→ **EXERCISE GOAL**: Report the number of lines in the records below that hold "config", and leave out everything else.

○ ○ ○

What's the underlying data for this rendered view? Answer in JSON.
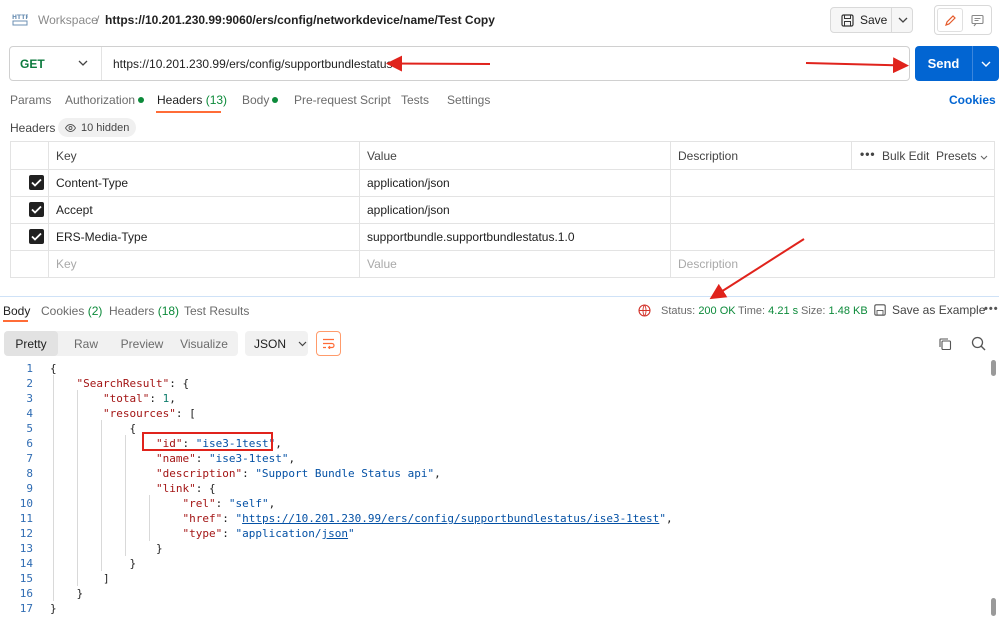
{
  "header": {
    "workspace": "Workspace",
    "separator": "/",
    "title": "https://10.201.230.99:9060/ers/config/networkdevice/name/Test Copy",
    "save_label": "Save"
  },
  "request": {
    "method": "GET",
    "url": "https://10.201.230.99/ers/config/supportbundlestatus",
    "send_label": "Send"
  },
  "request_tabs": [
    {
      "label": "Params"
    },
    {
      "label": "Authorization"
    },
    {
      "label": "Headers",
      "count": "(13)"
    },
    {
      "label": "Body"
    },
    {
      "label": "Pre-request Script"
    },
    {
      "label": "Tests"
    },
    {
      "label": "Settings"
    }
  ],
  "cookies_link": "Cookies",
  "headers_section": {
    "label": "Headers",
    "hidden_label": "10 hidden",
    "columns": {
      "key": "Key",
      "value": "Value",
      "description": "Description"
    },
    "bulk_edit": "Bulk Edit",
    "presets": "Presets",
    "rows": [
      {
        "key": "Content-Type",
        "value": "application/json"
      },
      {
        "key": "Accept",
        "value": "application/json"
      },
      {
        "key": "ERS-Media-Type",
        "value": "supportbundle.supportbundlestatus.1.0"
      }
    ],
    "placeholders": {
      "key": "Key",
      "value": "Value",
      "description": "Description"
    }
  },
  "response_tabs": [
    {
      "label": "Body"
    },
    {
      "label": "Cookies",
      "count": "(2)"
    },
    {
      "label": "Headers",
      "count": "(18)"
    },
    {
      "label": "Test Results"
    }
  ],
  "response_status": {
    "status_label": "Status:",
    "status_value": "200 OK",
    "time_label": "Time:",
    "time_value": "4.21 s",
    "size_label": "Size:",
    "size_value": "1.48 KB",
    "save_example": "Save as Example"
  },
  "view_options": [
    "Pretty",
    "Raw",
    "Preview",
    "Visualize"
  ],
  "format": "JSON",
  "code_lines": [
    "1",
    "2",
    "3",
    "4",
    "5",
    "6",
    "7",
    "8",
    "9",
    "10",
    "11",
    "12",
    "13",
    "14",
    "15",
    "16",
    "17"
  ],
  "json_body": {
    "SearchResult": "\"SearchResult\"",
    "total_key": "\"total\"",
    "total_val": "1",
    "resources_key": "\"resources\"",
    "id_key": "\"id\"",
    "id_val": "\"ise3-1test\"",
    "name_key": "\"name\"",
    "name_val": "\"ise3-1test\"",
    "description_key": "\"description\"",
    "description_val": "\"Support Bundle Status api\"",
    "link_key": "\"link\"",
    "rel_key": "\"rel\"",
    "rel_val": "\"self\"",
    "href_key": "\"href\"",
    "href_val": "https://10.201.230.99/ers/config/supportbundlestatus/ise3-1test",
    "type_key": "\"type\"",
    "type_val_a": "\"application/",
    "type_val_b": "json",
    "type_val_c": "\""
  },
  "colors": {
    "accent": "#ff6c37",
    "send": "#0265d2",
    "method": "#0c7a3e",
    "status_ok": "#0c8a3a",
    "annotation": "#e0231c"
  }
}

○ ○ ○

→ **RESPONSE BOX**: 3